The internet is awash with responses to the decisions taken by the Special General Conference. Everyone wants to put in their two cents worth. Whether one is aggrieved or vindicated, the ability to rehash debates, minimize the impacts, exaggerate the effect, are part and parcel of life in post-Saint Louis United Methodism. Above all else, we must tell each other how we feel. Whether on a church sign or through an angry tweet, the world must know on which side we stand. We are implored to exclaim to those who care and those who could care less what must come next.
I can’t do it anymore. What can one say, really? What happened in Saint Louis was a mockery of a sham of a farce. I get it. I’m tired of being churchsplained by people who said little during the past three years to suddenly emerge from the ecclesial woodwork and diagnose the apparent problem: post-Saint Louis United Methodism lost its unity. Thank you for the newsflash.

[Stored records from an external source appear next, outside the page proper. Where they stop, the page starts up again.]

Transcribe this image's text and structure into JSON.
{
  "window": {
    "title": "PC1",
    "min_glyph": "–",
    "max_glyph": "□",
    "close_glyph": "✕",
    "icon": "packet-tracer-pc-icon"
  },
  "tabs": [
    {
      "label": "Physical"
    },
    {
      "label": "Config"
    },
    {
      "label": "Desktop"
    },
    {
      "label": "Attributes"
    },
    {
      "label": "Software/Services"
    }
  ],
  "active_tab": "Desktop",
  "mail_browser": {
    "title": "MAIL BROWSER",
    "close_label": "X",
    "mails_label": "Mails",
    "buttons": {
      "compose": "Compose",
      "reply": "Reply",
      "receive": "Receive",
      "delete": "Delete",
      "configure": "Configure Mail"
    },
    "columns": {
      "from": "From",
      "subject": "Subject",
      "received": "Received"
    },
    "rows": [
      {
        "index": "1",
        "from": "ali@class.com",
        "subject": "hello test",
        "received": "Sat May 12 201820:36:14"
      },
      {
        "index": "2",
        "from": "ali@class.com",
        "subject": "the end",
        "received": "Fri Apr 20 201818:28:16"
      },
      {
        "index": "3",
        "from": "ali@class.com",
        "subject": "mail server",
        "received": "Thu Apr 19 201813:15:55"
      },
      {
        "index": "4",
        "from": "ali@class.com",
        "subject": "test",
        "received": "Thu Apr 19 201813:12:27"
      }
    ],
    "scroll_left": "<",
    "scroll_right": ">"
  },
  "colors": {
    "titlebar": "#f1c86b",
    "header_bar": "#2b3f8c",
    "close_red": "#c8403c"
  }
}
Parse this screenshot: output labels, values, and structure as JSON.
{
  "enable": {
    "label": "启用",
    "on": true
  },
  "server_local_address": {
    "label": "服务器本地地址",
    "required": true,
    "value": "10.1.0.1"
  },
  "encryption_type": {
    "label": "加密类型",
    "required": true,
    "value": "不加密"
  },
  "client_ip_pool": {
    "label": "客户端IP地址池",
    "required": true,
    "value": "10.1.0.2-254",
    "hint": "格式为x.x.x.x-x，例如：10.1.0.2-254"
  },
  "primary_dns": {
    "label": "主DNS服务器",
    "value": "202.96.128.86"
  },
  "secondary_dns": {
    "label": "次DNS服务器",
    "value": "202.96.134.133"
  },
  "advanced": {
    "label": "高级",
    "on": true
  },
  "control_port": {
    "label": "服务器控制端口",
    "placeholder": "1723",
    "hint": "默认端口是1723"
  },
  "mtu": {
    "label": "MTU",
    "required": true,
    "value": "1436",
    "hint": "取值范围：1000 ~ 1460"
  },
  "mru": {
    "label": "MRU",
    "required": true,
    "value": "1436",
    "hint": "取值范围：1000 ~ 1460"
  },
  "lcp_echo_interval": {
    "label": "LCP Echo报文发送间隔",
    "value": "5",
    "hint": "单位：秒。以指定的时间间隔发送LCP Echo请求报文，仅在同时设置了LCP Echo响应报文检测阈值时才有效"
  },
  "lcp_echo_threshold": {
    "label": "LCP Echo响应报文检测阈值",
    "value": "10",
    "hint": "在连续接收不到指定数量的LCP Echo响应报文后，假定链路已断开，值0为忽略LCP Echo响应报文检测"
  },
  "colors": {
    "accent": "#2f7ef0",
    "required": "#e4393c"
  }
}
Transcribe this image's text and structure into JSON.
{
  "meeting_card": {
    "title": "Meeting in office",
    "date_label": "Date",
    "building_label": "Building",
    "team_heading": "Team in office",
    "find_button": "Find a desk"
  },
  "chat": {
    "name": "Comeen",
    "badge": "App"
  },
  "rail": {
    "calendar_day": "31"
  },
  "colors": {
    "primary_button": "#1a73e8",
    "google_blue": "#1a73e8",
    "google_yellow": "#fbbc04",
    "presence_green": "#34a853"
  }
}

You may have forgotten, amid our well-covered self-immolation, Methodism (like most of Christianity) is about to enter the Season of Lent. The Christian year goes on, despite our protestations and attempts to define our faith against those with whom we disagree. Lent, like a distant and unrecognizable sound, calls us to listen to our morality. We are dust, and to dust, we shall return. Lent begins with the prescient reminder: all of our decisions, councils, votes, and ideas will one day be dust. Our victories and defeats are dust. However, when I look around at the church we’re trying to save, it’s as if we believe we are going to live forever. We have forgotten the first lesson of Lent. No one gets out alive.
With that in mind, what is the second lesson of Lent? In the spirit of seasonal self-denial, I have chosen to give up being my own God. In the spirit of collegiality, I offer this idea to pastors, laity, and the entire denomination. We must give up being our own Gods. From the narcissism which frames our self-worship in the guise of healthy living and Sabbath keeping to the deification of anything Wesleyan or traditional and the idolatry of worshiping the Bible (versus the God contained therein), it’s time to stop being our own God. Methodism, as clearly seen in Saint Louis, worships the idea of being Methodist. God is what helps us to be better United Methodists, or so it would seem from watching the conference. I’m confident we’ve placed a greater emphasis on our Methodism rather than our God-following. Perhaps, this Lent is the year we give up Methodism and stop letting our tradition get in the way of following Jesus.
Richard Lowell Bryant